The reason it took so long is that the more we did that the more we realised that it is not fair to use someone else’s story and we became about us - not surprisingly, like always - writing about grieve than rather being simply about grieve, it became about that struggle.
Was it the reason that you put all five stages together in one song instead of making 5 single songs and make a 5 song EP?
Matt: We were going originally up to last minute to have them more separate but we thought that it would look better if they were all together because they would be less broken up when you listen to them on you iPot or whatever. When you have it on shuffle and get one 30 seconds clip of noise and it sounds horrible. It wouldn’t make any sense. All the sections back each other up and they sort of carry each other. I think we reached the conclusions that they didn’t really work on their own.
Lucas: I think part of it is also think “why not?”. You write something that is difficult to make why not make it a bit of effort to listen to as well. It is an commitment to sit down and listen to music for 13 minutes in a single sitting. People just don’t do this very much any more so it is a challenge to people. Do you want sit through this? Do you want to get something out of it? In terms of what we put into it, in terms of the listening experience. Basically writing a 13 minutes song made it extremely difficult to write something else after that. It took us a while to get back to the road which eventually just came ahead with Between Me and You and lots of songs on the EP.
Is the way you sing an aid to what is being said?

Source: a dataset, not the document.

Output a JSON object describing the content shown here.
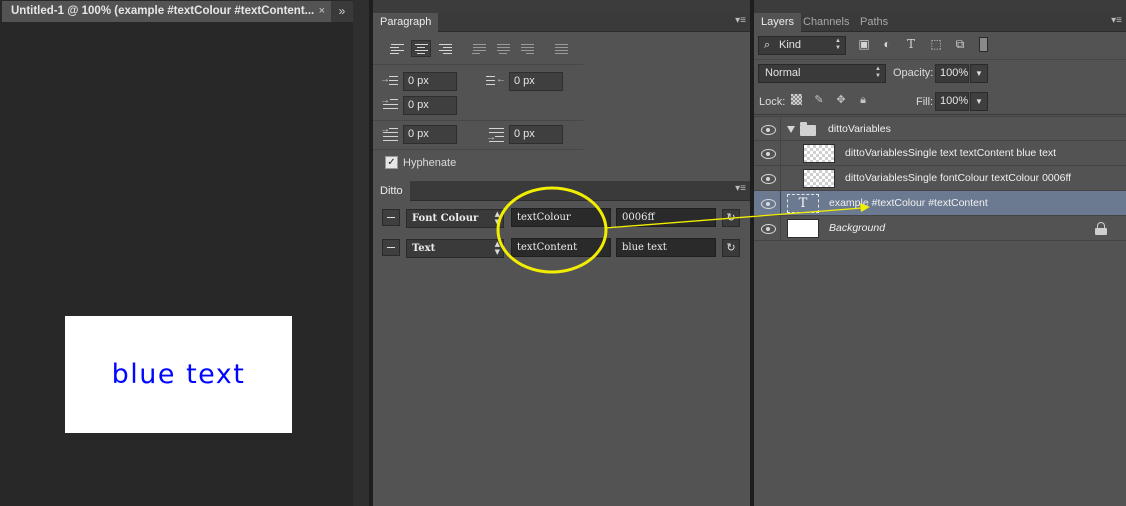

Matt: Absolutely. I think it is in many ways a song we wanted to write before when we have been writing other songs. It was just in terms about everything. Everything was just so focused on making it right and we were spending so long about analysing every single detail, the way things are played, they way things are sung that it is an exact reproduction of the recording when we play it live now. It’s exactly how we wanted it to be.
The lyrics is the most important thing. It is not really enough for us to just sing them I guess. There are so many artists who do it so well. I mean Nick Cave and Morrissey - in the The Smith not later - and the way in which Nick Cave sort of carries the story is incredible. The words aren’t really enough, it is the delivery which is kind of stand by to it. I hope that’s something we get across. Like “Get me a surgeon”: we wanted that sentence kind of building and getting out of control for a moment.
It was nice of you to put the lyrics to it as well.
Matt: A friend of mine called Clem [Garritty] did design it. And I just loved it, we all loved it. It looks great and also when you’re doing a digital release it feels a bit cold. You just clicking “Download” and it appears on your iTunes. It is nice to have something else to look at.
Thank you very much for the interview, guys!
And here is the fabulous video to the single. Enjoy!
Thank you for reading, thank you Spring Offensive and thank you Tim,